(DESCRIPTION OF THE TASK): Please return every line of the records below that holds the word "JSON".
- - - - -
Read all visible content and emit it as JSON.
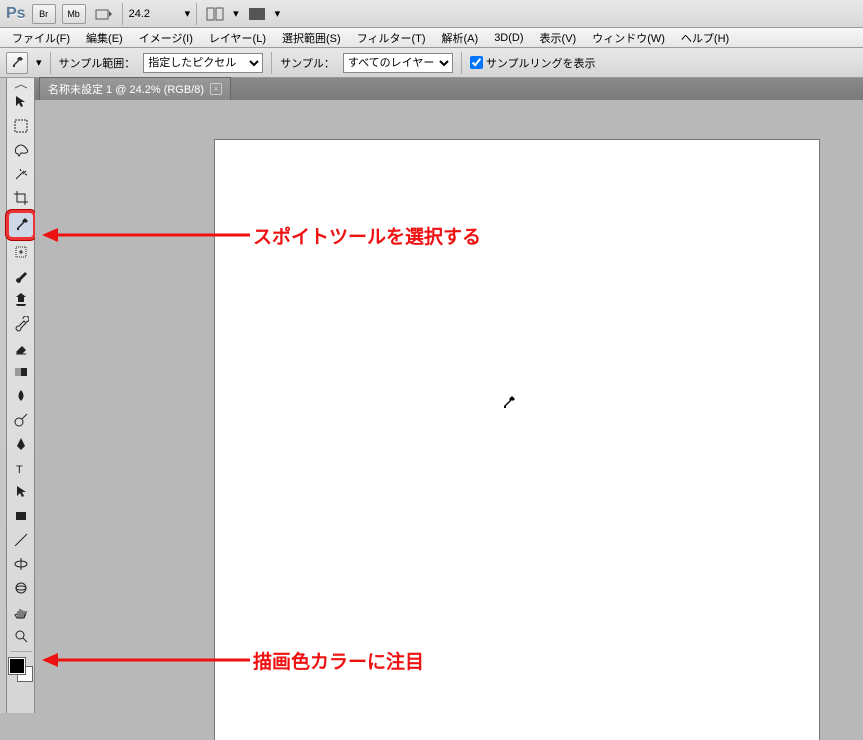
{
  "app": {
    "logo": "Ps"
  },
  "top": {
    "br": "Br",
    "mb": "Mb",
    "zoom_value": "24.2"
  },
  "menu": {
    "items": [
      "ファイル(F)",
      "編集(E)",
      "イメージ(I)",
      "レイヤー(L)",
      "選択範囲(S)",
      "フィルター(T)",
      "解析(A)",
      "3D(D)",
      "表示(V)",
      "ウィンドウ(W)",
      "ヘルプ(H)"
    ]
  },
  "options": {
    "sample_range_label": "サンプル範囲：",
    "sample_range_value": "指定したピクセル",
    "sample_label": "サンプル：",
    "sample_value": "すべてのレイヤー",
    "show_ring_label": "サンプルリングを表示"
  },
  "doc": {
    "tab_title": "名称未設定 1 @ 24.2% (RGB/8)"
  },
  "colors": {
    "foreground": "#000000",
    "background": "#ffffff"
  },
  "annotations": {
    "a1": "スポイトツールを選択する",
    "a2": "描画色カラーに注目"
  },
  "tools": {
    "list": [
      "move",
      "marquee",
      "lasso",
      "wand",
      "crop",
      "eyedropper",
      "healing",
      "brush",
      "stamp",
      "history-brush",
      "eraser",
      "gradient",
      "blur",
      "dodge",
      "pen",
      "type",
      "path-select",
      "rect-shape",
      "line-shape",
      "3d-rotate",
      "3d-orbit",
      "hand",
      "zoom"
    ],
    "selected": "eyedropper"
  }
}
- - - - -
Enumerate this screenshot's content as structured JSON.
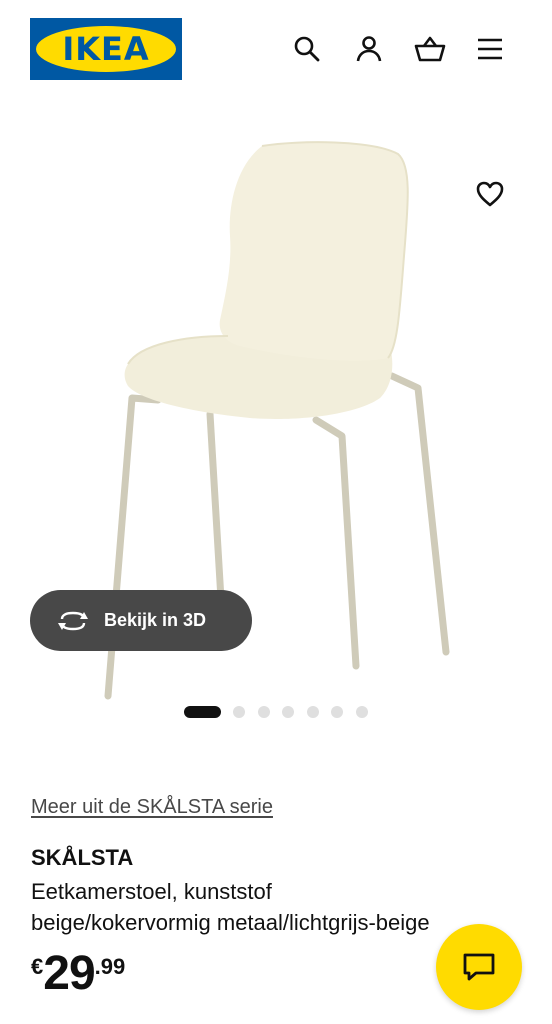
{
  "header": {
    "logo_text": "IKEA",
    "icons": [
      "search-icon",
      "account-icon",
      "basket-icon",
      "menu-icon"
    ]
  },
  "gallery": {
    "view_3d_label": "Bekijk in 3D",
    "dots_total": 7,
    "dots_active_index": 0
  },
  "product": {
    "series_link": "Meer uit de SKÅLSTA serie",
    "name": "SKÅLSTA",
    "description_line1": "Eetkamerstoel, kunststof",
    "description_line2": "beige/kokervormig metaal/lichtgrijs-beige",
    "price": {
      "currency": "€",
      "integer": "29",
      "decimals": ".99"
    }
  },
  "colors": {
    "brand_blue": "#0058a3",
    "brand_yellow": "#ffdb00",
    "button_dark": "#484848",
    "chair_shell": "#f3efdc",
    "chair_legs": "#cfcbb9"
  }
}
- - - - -
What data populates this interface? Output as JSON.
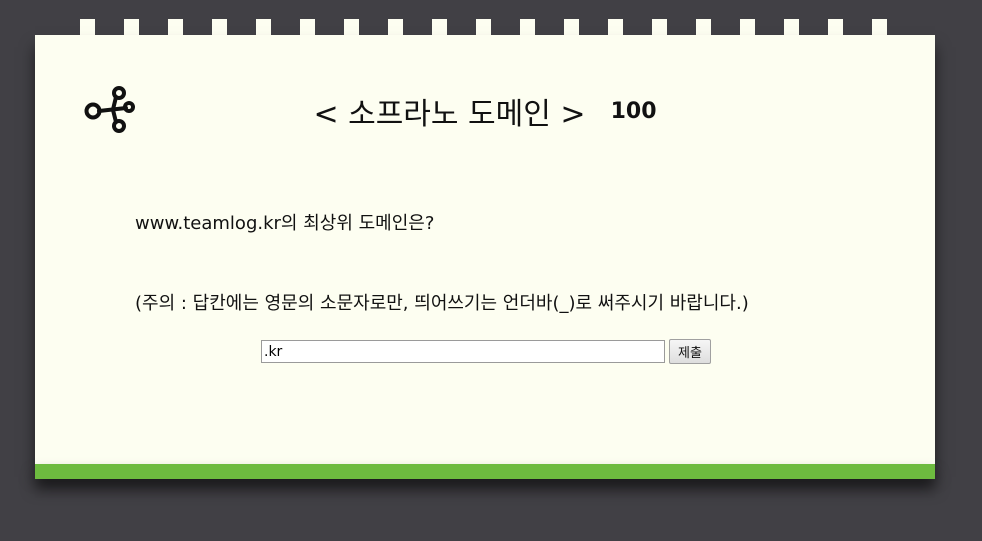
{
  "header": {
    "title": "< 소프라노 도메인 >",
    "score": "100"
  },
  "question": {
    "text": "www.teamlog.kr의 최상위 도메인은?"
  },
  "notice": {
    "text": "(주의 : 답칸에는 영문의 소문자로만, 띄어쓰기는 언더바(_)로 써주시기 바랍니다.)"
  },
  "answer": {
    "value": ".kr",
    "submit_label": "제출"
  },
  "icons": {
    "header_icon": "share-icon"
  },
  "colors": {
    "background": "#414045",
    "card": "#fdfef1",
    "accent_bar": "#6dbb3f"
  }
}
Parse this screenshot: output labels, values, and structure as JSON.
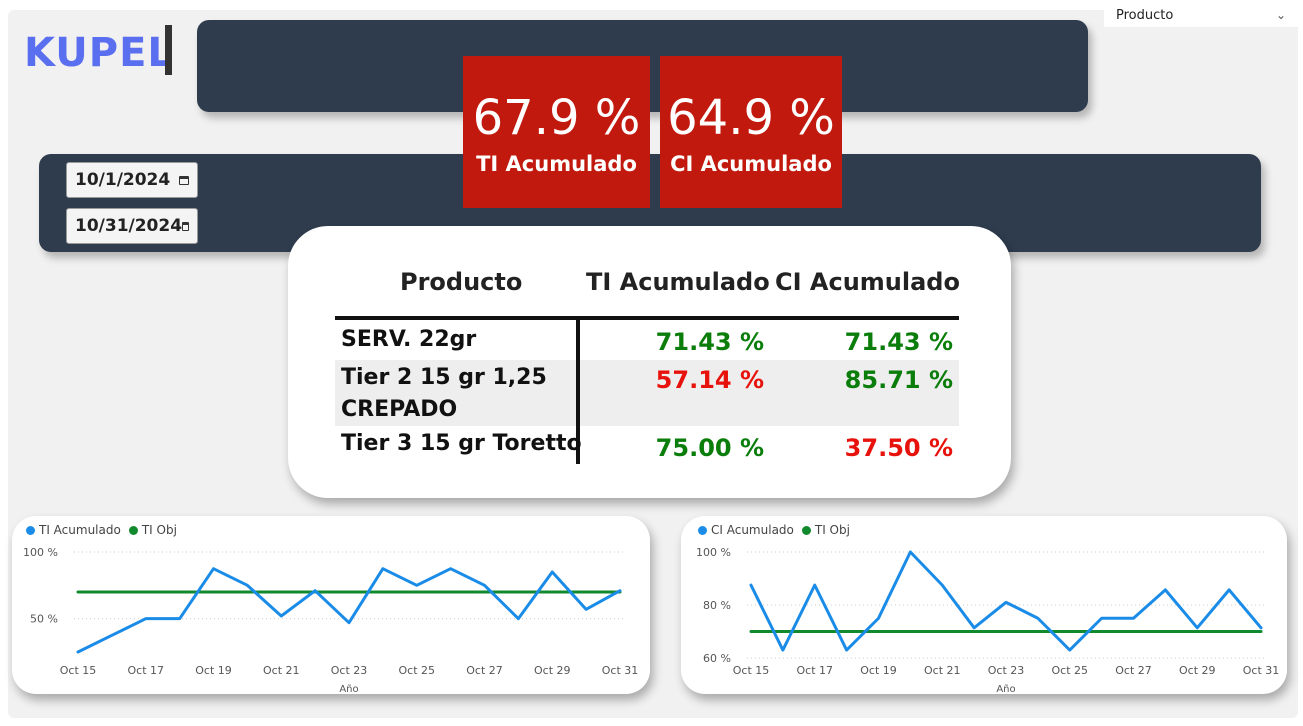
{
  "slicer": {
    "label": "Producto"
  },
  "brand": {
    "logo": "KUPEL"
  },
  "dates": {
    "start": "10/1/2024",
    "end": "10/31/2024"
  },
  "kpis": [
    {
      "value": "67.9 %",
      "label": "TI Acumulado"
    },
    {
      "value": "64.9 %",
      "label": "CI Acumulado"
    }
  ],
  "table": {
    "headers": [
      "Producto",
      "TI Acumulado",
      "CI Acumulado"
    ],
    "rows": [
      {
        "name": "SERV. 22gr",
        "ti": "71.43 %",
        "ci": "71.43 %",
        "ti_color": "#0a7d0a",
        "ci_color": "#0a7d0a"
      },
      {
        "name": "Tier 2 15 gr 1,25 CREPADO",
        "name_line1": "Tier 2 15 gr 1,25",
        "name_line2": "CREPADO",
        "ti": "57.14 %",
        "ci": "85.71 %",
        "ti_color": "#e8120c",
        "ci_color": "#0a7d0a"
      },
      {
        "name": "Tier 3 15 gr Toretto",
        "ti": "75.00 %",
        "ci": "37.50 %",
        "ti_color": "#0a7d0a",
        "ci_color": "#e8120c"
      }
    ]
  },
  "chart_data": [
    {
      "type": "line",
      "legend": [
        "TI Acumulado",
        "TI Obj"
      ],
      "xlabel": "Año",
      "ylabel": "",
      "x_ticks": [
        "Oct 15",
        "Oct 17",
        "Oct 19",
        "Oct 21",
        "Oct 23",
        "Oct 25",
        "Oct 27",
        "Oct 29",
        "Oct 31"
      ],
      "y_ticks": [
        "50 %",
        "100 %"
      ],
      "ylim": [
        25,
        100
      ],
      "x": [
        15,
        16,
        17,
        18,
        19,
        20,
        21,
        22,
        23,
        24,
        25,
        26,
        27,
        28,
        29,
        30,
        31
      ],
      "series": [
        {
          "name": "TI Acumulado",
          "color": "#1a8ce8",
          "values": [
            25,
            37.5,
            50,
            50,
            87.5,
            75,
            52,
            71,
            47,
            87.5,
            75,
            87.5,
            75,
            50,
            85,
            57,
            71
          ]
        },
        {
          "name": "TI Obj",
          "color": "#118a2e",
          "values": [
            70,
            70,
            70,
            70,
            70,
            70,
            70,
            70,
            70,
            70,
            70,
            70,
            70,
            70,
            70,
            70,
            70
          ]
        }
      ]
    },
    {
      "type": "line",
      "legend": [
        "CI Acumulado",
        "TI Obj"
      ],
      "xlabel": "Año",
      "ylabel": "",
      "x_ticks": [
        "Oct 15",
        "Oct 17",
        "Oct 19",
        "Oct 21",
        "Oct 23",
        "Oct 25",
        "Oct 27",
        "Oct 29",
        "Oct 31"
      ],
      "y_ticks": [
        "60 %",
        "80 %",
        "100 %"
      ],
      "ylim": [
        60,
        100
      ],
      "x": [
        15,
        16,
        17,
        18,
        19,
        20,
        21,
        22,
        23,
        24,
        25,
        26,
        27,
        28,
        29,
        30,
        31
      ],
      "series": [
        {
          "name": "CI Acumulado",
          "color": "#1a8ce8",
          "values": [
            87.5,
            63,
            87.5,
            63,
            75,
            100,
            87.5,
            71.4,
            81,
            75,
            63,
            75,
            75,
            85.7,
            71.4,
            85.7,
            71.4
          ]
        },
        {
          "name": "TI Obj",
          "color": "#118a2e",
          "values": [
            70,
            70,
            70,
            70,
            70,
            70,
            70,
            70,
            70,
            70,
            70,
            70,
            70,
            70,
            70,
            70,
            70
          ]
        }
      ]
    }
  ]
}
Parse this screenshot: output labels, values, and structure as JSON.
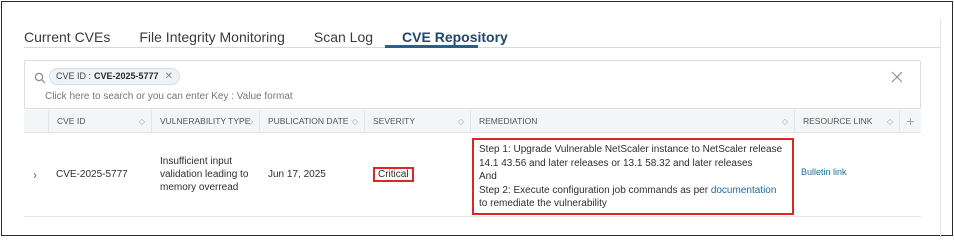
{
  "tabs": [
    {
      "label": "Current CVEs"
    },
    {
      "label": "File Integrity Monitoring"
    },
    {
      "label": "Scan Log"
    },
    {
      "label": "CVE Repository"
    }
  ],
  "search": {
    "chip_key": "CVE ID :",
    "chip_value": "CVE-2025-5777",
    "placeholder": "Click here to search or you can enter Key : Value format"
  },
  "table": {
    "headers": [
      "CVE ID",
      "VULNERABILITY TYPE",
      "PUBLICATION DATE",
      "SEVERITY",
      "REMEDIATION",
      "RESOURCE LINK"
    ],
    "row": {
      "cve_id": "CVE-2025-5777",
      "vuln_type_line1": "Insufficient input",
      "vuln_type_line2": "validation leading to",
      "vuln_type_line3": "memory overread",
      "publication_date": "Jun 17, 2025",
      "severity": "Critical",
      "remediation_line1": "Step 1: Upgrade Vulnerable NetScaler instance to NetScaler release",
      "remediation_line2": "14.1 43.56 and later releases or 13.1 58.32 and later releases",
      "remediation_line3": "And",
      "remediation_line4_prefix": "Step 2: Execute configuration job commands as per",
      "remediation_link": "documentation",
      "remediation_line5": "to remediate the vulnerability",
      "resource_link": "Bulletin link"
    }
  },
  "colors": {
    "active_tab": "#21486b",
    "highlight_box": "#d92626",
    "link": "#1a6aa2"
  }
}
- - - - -
(OUTPUT OF THE TASK):
Read all visible content and emit it as JSON.
Enumerate this screenshot's content as structured JSON.
What data populates this interface? Output as JSON.
Parse this screenshot: output labels, values, and structure as JSON.
Parse this screenshot: output labels, values, and structure as JSON.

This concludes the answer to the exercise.